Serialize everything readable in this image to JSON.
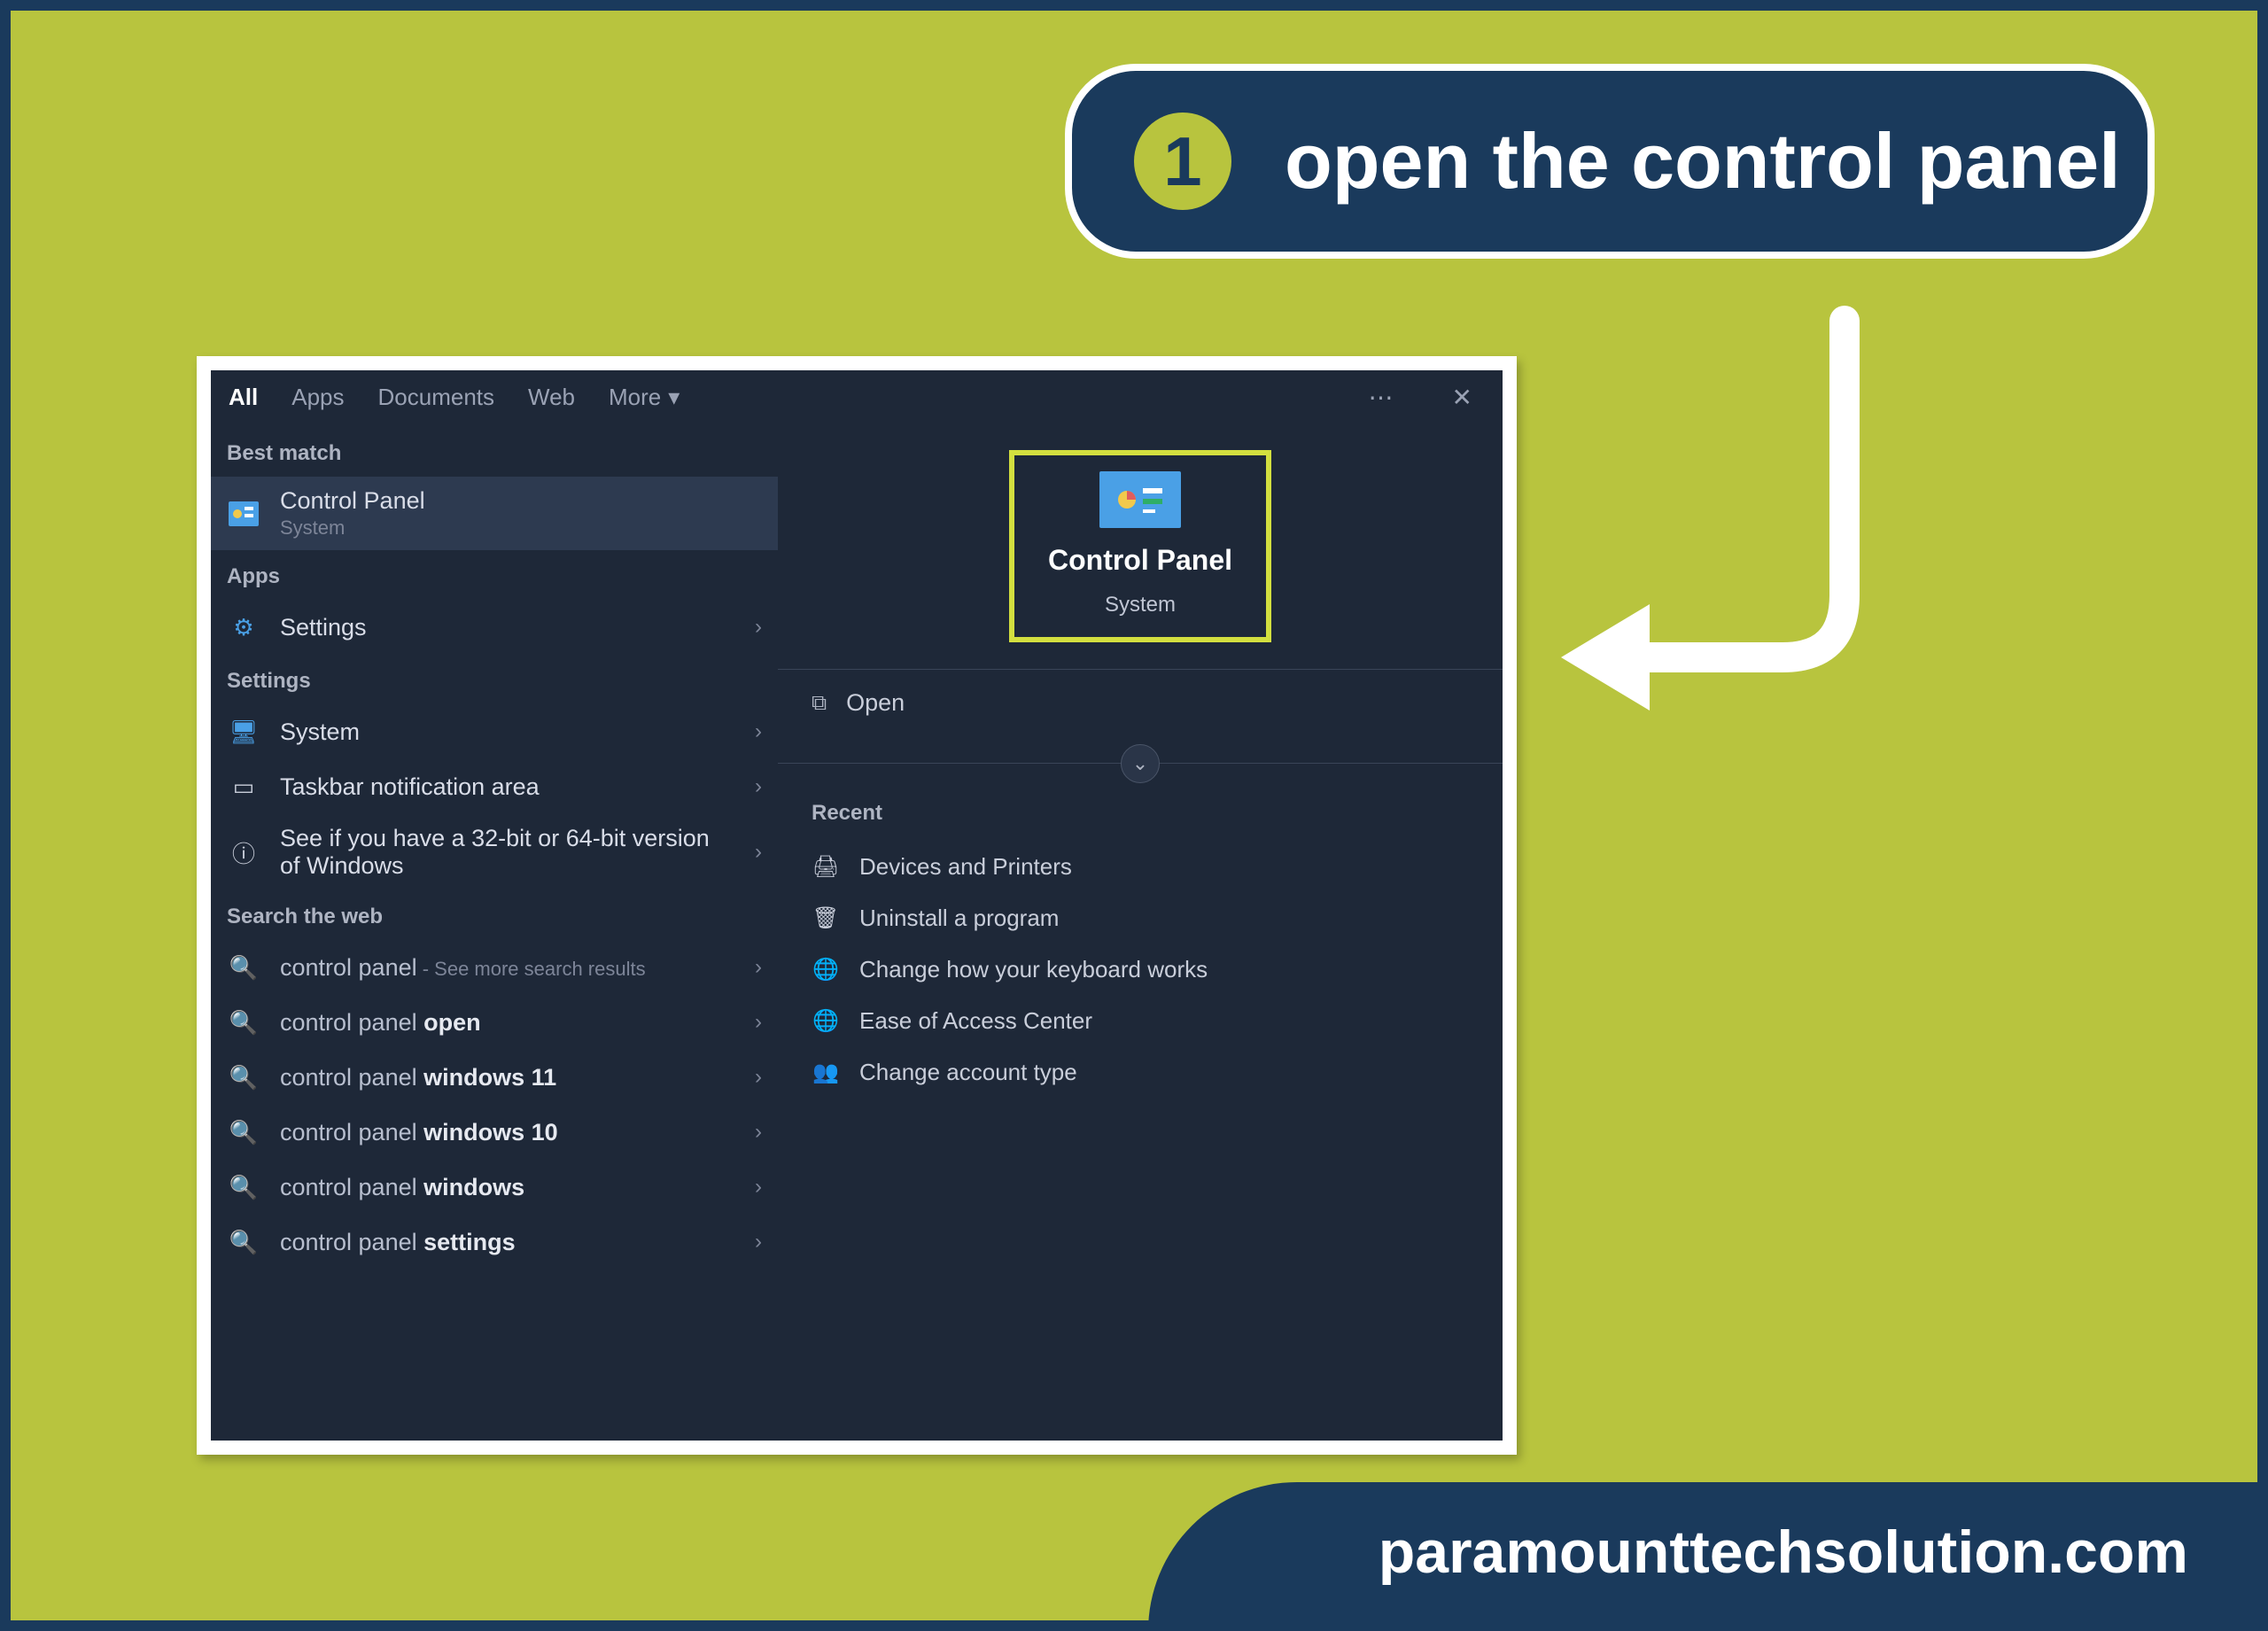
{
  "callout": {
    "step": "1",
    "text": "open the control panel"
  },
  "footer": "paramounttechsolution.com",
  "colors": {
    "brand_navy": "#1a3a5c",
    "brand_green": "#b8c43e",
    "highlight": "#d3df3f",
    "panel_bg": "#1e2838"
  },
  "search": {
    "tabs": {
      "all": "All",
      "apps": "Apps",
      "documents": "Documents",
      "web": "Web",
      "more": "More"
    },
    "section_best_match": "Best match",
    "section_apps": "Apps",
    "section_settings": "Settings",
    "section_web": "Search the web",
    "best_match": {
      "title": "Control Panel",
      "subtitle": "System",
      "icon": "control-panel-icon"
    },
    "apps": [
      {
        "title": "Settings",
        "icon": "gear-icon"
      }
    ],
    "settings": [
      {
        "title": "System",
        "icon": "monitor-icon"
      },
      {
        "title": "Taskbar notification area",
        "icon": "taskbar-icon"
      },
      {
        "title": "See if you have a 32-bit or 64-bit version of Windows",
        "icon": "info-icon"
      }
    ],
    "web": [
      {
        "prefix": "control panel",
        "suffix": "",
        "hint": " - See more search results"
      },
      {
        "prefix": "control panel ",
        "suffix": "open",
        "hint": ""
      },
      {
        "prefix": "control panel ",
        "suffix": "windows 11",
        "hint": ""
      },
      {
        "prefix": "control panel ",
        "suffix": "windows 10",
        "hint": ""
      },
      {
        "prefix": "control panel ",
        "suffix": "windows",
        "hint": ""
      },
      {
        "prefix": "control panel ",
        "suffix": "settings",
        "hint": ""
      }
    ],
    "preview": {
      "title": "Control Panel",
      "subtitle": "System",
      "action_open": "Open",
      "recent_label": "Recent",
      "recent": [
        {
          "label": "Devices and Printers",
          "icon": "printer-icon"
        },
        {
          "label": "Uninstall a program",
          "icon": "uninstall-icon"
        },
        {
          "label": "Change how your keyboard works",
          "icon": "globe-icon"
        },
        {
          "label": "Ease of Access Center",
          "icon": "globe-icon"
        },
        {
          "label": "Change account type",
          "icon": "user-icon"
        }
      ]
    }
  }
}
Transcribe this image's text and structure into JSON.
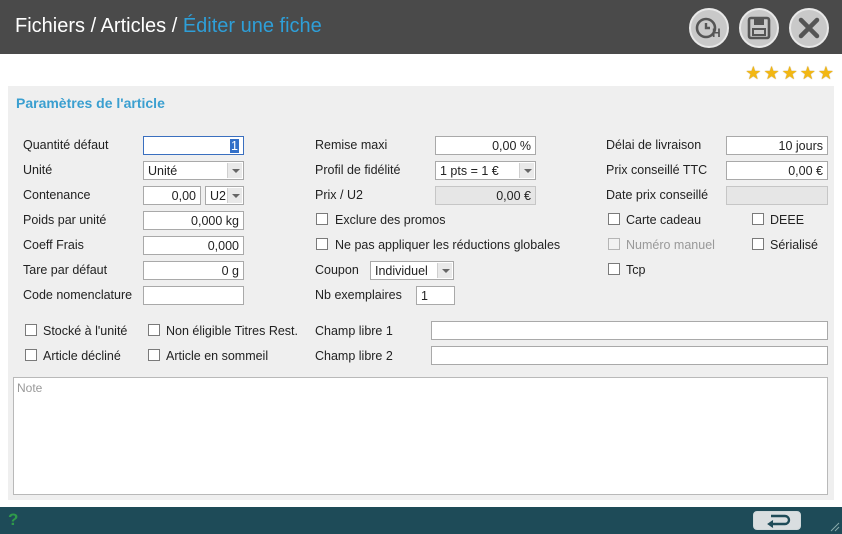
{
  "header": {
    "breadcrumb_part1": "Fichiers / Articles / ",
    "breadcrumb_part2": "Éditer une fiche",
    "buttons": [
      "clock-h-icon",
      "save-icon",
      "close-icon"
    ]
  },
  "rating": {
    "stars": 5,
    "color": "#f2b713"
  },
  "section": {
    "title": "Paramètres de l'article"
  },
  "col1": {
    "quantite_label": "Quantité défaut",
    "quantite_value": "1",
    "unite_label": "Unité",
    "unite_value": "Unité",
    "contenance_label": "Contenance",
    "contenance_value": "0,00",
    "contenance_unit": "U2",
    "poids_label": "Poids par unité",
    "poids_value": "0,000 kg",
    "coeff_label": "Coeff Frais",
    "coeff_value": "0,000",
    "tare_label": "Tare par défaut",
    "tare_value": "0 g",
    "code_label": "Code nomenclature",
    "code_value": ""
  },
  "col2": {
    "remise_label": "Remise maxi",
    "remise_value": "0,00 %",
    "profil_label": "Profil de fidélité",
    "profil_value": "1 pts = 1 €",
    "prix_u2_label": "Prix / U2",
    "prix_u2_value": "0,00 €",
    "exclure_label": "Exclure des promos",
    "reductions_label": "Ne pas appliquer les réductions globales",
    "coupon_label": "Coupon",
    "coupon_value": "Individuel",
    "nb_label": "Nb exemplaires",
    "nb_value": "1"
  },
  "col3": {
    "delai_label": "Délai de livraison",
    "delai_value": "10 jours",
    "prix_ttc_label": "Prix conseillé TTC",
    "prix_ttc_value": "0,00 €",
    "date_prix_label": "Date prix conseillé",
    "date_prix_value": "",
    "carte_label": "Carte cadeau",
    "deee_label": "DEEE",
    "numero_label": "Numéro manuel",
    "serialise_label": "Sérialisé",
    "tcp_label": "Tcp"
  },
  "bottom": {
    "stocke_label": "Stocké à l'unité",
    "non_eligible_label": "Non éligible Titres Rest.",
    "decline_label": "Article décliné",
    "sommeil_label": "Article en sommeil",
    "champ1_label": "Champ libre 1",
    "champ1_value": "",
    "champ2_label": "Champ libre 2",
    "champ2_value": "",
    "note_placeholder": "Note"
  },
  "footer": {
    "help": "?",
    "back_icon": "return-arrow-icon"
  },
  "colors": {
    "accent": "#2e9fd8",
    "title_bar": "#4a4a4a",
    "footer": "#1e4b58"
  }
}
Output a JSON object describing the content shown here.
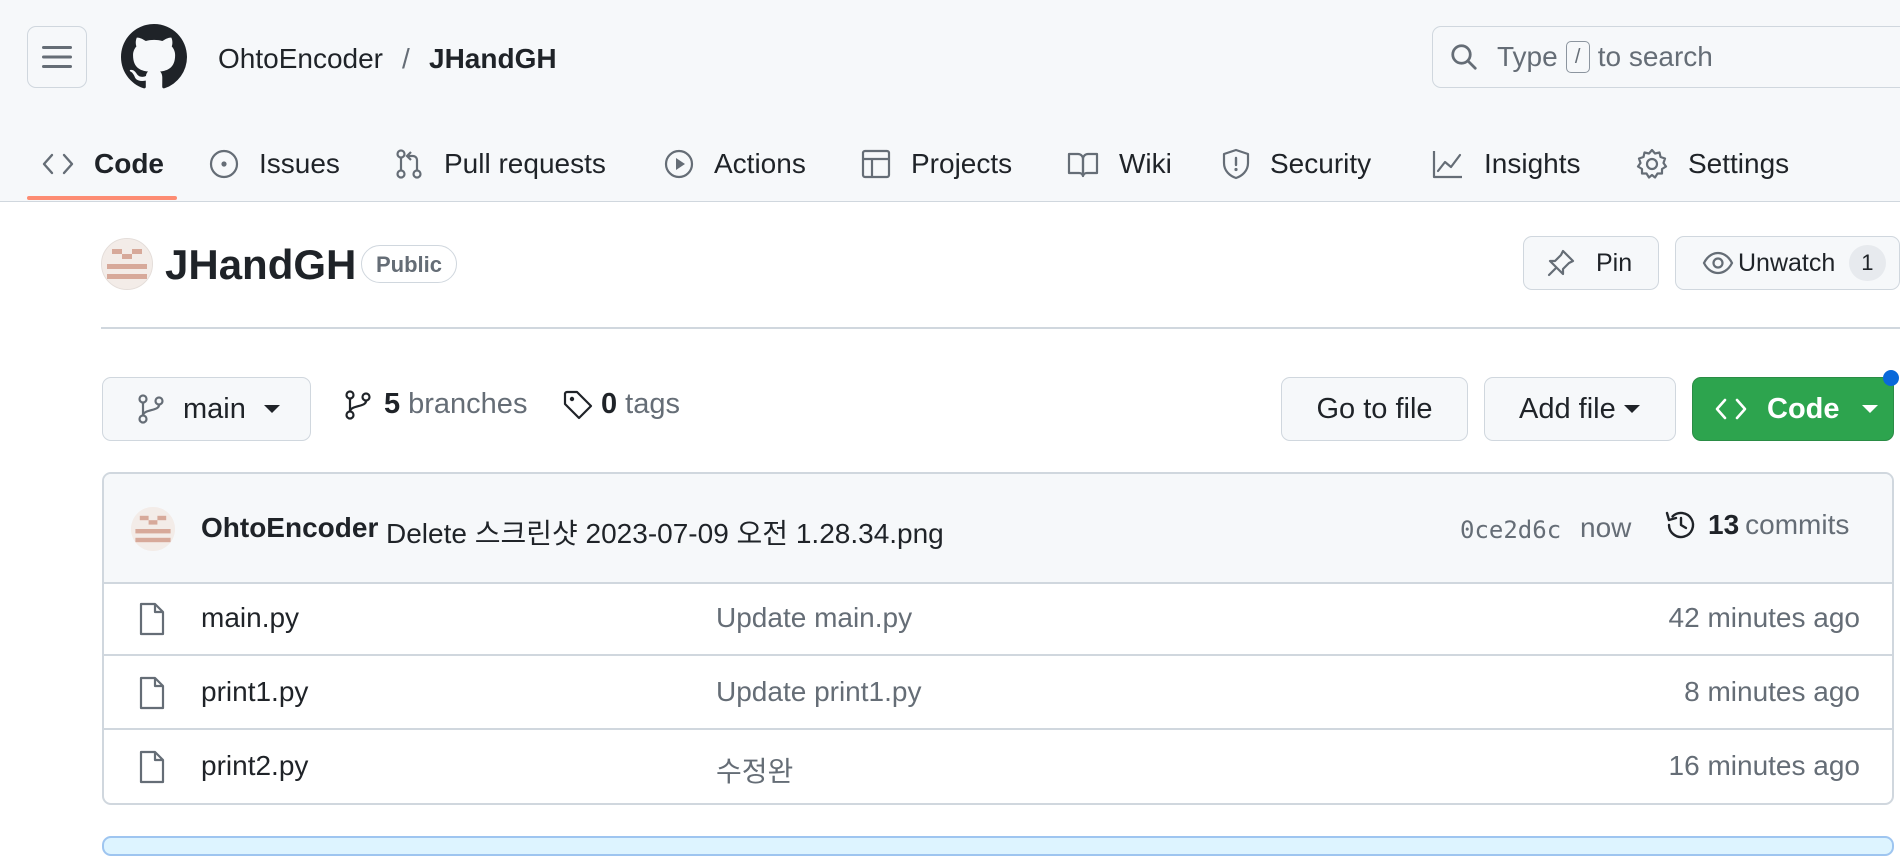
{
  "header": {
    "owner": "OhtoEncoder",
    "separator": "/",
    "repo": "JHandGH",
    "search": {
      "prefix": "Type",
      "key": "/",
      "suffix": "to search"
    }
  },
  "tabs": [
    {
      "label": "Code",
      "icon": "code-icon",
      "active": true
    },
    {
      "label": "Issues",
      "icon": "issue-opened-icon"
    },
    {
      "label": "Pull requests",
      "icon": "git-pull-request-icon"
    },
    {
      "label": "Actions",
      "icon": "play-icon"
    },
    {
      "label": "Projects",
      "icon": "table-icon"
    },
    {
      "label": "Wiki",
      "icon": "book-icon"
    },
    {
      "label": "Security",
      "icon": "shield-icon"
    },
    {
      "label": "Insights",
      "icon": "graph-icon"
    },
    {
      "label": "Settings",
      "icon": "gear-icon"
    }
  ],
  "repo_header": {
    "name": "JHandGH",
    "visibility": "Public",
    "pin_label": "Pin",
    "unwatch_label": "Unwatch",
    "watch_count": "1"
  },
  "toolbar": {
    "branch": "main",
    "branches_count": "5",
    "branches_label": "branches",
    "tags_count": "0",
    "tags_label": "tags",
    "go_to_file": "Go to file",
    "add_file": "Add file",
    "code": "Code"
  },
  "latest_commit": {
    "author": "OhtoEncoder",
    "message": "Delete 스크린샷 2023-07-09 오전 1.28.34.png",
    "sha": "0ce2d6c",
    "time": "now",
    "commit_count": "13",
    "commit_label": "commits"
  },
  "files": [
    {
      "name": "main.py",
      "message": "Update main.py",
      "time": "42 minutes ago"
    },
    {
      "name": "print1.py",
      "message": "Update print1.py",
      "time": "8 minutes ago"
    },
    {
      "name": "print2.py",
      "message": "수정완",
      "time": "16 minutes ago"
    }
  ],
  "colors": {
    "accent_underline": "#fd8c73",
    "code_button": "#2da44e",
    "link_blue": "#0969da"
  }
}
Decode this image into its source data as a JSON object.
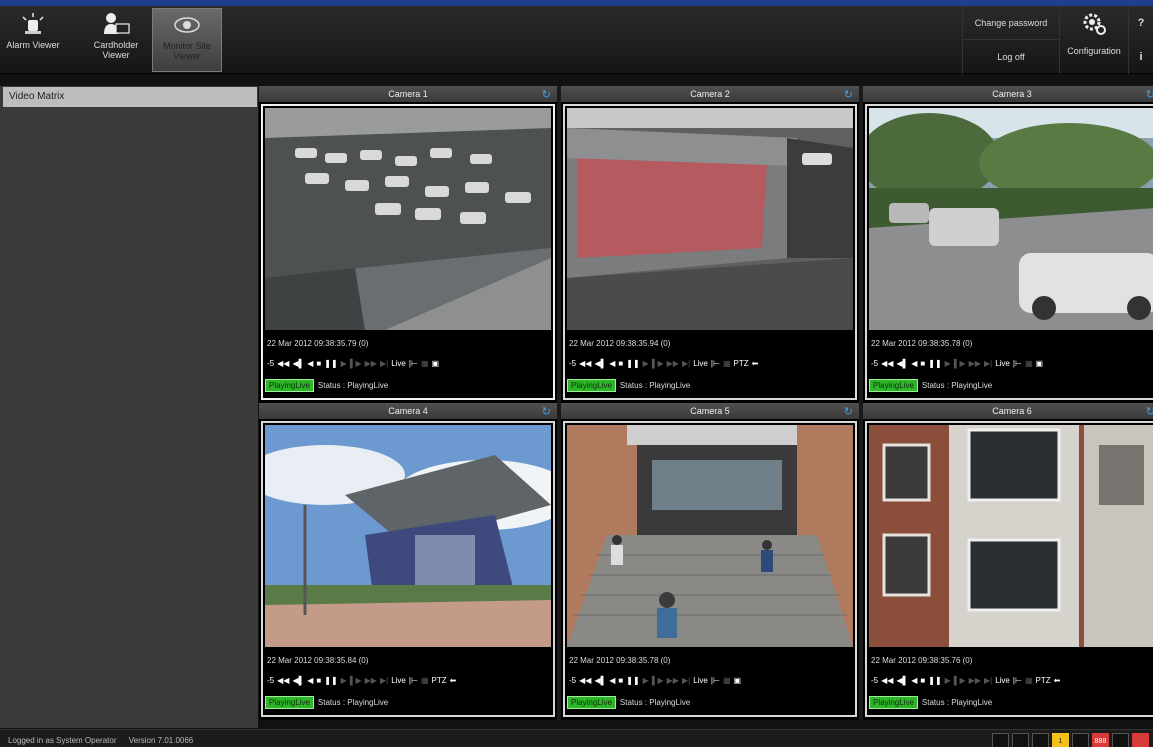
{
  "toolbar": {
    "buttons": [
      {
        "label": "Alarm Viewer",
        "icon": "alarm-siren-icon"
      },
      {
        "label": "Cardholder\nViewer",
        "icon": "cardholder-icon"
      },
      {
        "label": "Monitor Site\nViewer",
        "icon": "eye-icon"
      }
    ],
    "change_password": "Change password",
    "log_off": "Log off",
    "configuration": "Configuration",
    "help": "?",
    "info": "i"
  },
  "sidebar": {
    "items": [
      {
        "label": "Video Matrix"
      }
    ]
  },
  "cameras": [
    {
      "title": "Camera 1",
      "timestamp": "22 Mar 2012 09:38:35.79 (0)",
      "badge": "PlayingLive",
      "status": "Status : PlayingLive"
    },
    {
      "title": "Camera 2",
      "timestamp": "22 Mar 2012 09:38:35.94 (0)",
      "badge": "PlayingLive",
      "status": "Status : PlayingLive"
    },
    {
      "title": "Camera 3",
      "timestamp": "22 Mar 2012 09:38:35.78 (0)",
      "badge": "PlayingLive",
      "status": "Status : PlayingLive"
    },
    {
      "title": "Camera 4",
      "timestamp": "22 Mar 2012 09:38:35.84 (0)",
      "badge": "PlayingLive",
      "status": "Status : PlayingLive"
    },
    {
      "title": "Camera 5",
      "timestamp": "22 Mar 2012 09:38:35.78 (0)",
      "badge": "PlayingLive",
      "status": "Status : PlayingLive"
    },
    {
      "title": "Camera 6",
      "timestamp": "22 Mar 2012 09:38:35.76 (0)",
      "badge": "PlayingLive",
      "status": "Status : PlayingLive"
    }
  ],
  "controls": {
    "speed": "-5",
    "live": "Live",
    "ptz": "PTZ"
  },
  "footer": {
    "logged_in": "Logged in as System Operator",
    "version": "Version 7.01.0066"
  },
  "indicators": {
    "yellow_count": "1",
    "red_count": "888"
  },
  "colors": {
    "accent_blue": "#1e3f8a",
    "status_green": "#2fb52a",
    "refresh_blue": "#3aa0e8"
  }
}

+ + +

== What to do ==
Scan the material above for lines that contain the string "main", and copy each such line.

== Solution to this problem ==
    "branch": "main",
      "name": "main.py",
      "message": "Update main.py",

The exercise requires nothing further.